Radiation has been part of our natural environment since the Earth was formed. The planet receives cosmic radiation from outer space, and radioactive materials naturally present in the soil, rocks, air and seawater also emit this type of energy. From the very beginnings of human civilization, radiation has been part of everyday life.

The amount of radiation exposure given off in the normal operation of a nuclear power plant is very small. For example, the exposure from a coast-to-coast airplane trip is approximately 5 millirem, while the exposure living within 1 mile of a nuclear power plant is approximately 0.6 millirem per year.

Some familiar sources of radiation are shown in the following table. Although radiation is invisible, it can be measured. Radiation is measured in units called rems and millirems. The rem is a unit of measure that takes into account the effect different types of radiation have on the body. A millirem is 1/1000th of a rem.

NOTE: International information sources may reference exposure in SI units of Sieverts or millisieverts.
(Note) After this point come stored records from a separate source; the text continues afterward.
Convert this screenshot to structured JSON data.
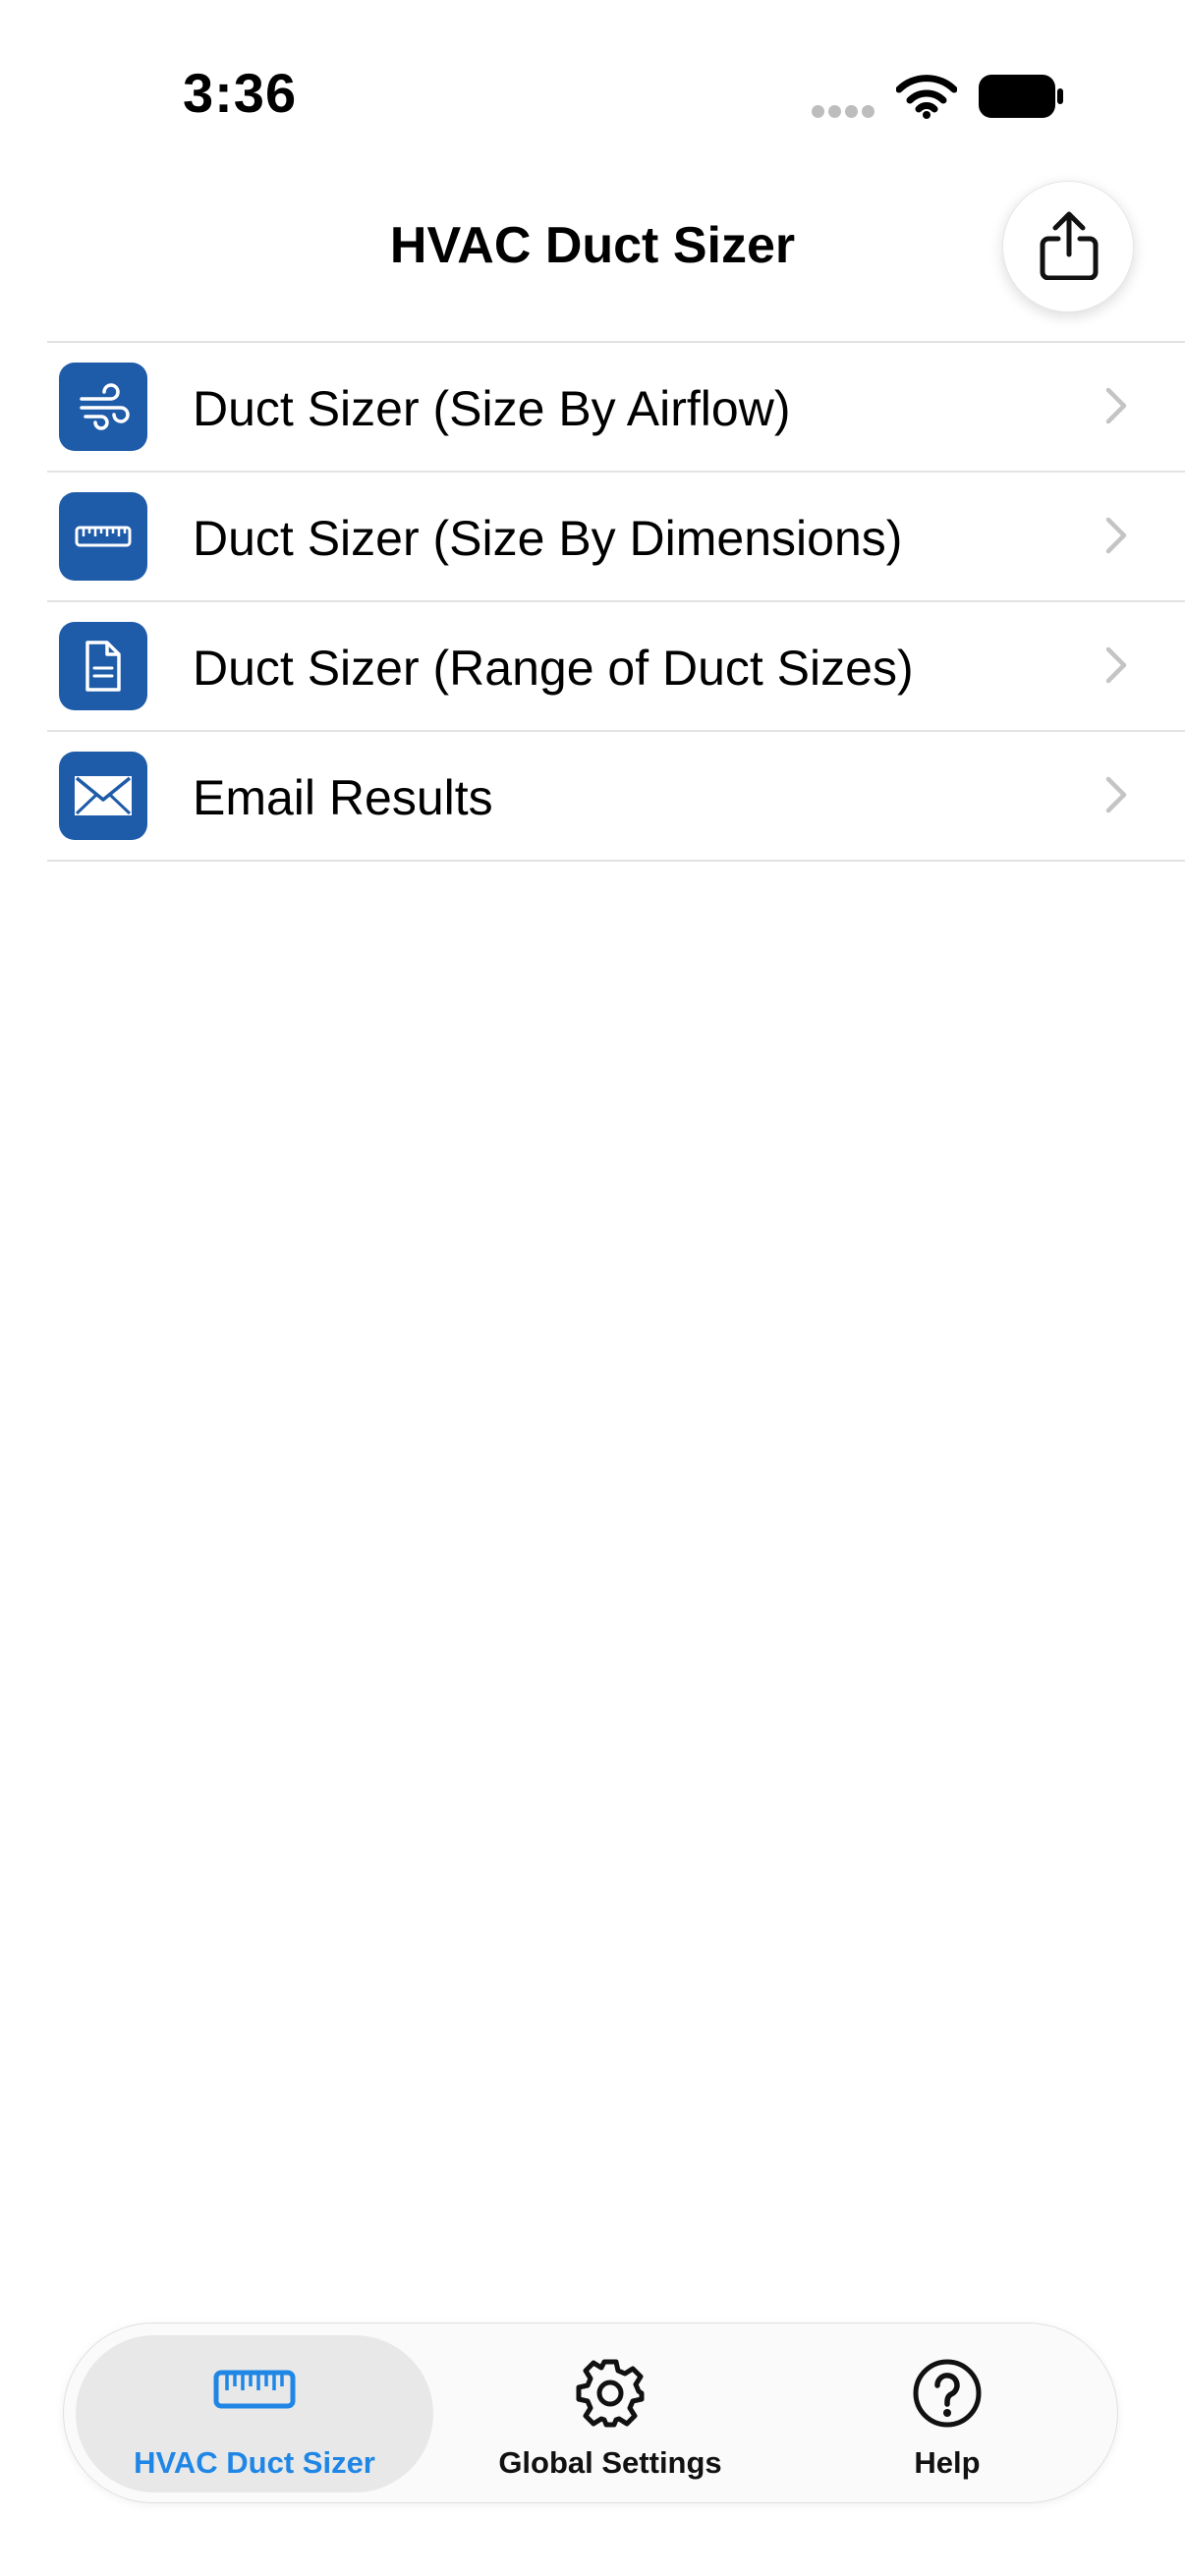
{
  "status_bar": {
    "time": "3:36"
  },
  "header": {
    "title": "HVAC Duct Sizer",
    "share_icon": "share-icon"
  },
  "menu": {
    "items": [
      {
        "label": "Duct Sizer (Size By Airflow)",
        "icon": "wind-icon"
      },
      {
        "label": "Duct Sizer (Size By Dimensions)",
        "icon": "ruler-icon"
      },
      {
        "label": "Duct Sizer (Range of Duct Sizes)",
        "icon": "document-icon"
      },
      {
        "label": "Email Results",
        "icon": "envelope-icon"
      }
    ]
  },
  "tab_bar": {
    "tabs": [
      {
        "label": "HVAC Duct Sizer",
        "icon": "ruler-icon",
        "selected": true
      },
      {
        "label": "Global Settings",
        "icon": "gear-icon",
        "selected": false
      },
      {
        "label": "Help",
        "icon": "question-circle-icon",
        "selected": false
      }
    ]
  },
  "colors": {
    "accent": "#1f86e6",
    "icon_tile": "#1e5ba8",
    "separator": "#e2e2e2"
  }
}
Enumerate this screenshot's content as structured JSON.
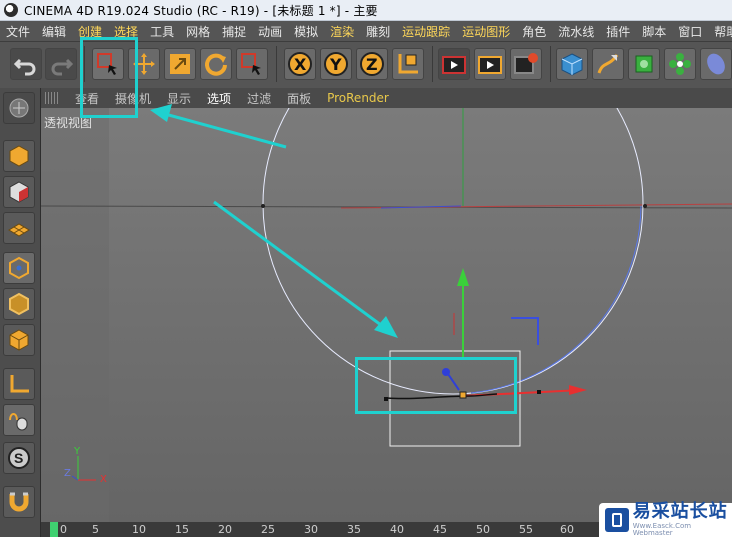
{
  "window": {
    "title": "CINEMA 4D R19.024 Studio (RC - R19) - [未标题 1 *] - 主要"
  },
  "menubar": {
    "items": [
      {
        "label": "文件"
      },
      {
        "label": "编辑"
      },
      {
        "label": "创建"
      },
      {
        "label": "选择"
      },
      {
        "label": "工具"
      },
      {
        "label": "网格"
      },
      {
        "label": "捕捉"
      },
      {
        "label": "动画"
      },
      {
        "label": "模拟"
      },
      {
        "label": "渲染"
      },
      {
        "label": "雕刻"
      },
      {
        "label": "运动跟踪"
      },
      {
        "label": "运动图形"
      },
      {
        "label": "角色"
      },
      {
        "label": "流水线"
      },
      {
        "label": "插件"
      },
      {
        "label": "脚本"
      },
      {
        "label": "窗口"
      },
      {
        "label": "帮助"
      }
    ]
  },
  "toolbar": {
    "axis_x": "X",
    "axis_y": "Y",
    "axis_z": "Z"
  },
  "viewport_menu": {
    "items": [
      {
        "label": "查看"
      },
      {
        "label": "摄像机"
      },
      {
        "label": "显示"
      },
      {
        "label": "选项"
      },
      {
        "label": "过滤"
      },
      {
        "label": "面板"
      },
      {
        "label": "ProRender"
      }
    ],
    "view_label": "透视视图"
  },
  "axis_gizmo": {
    "y": "Y",
    "z": "Z",
    "x": "X"
  },
  "timeline": {
    "ticks": [
      "0",
      "5",
      "10",
      "15",
      "20",
      "25",
      "30",
      "35",
      "40",
      "45",
      "50",
      "55",
      "60"
    ],
    "current_frame": 0
  },
  "watermark": {
    "title": "易采站长站",
    "subtitle": "Www.Easck.Com Webmaster"
  },
  "colors": {
    "highlight": "#1fd1cf",
    "axis_x": "#e83030",
    "axis_y": "#30d030",
    "axis_z": "#2f3fd8",
    "viewport_bg": "#6f6f6f"
  }
}
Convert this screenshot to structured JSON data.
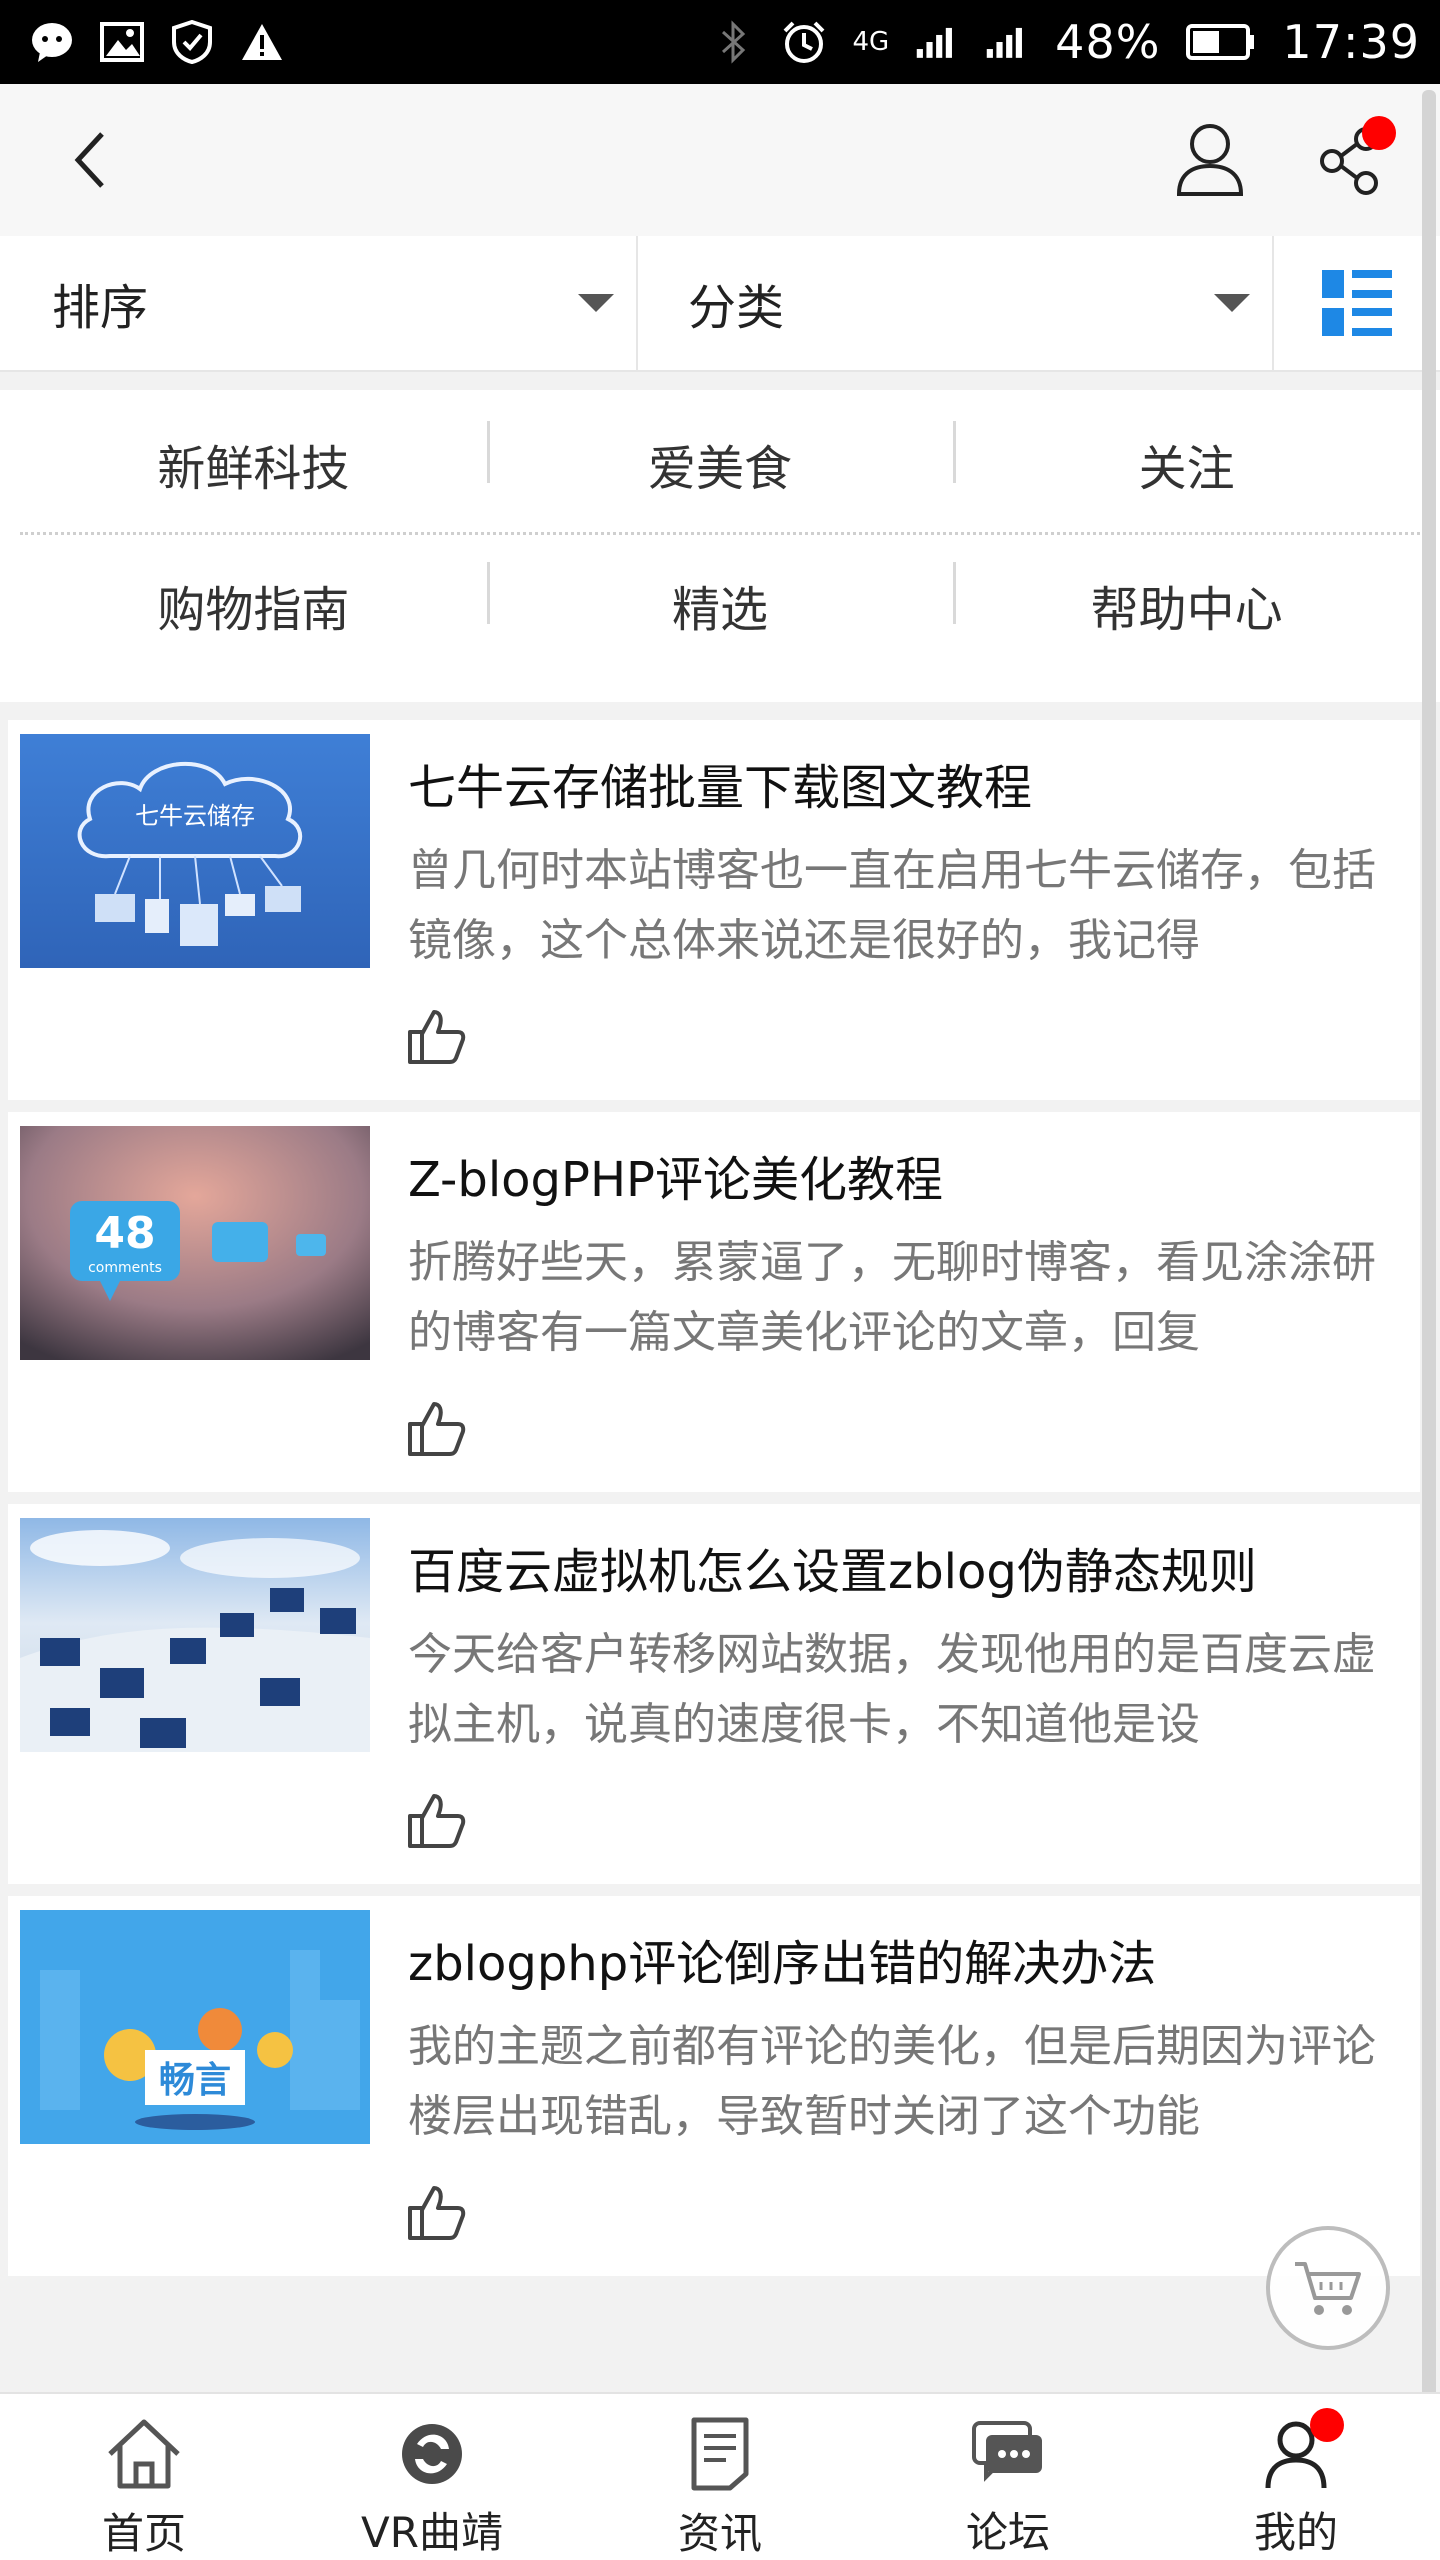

For ease of US to SI unit correlation, 1 millisievert = 100 millirem.
Amounts of Radiation from Common Sources Millirems

Average annual radiation exposure from all sources


Natural background radiation


Medical procedures


Consumer products (air travel, smoking, building materials, etc.)


Remainder (including living near a nuclear power station)

Less than 1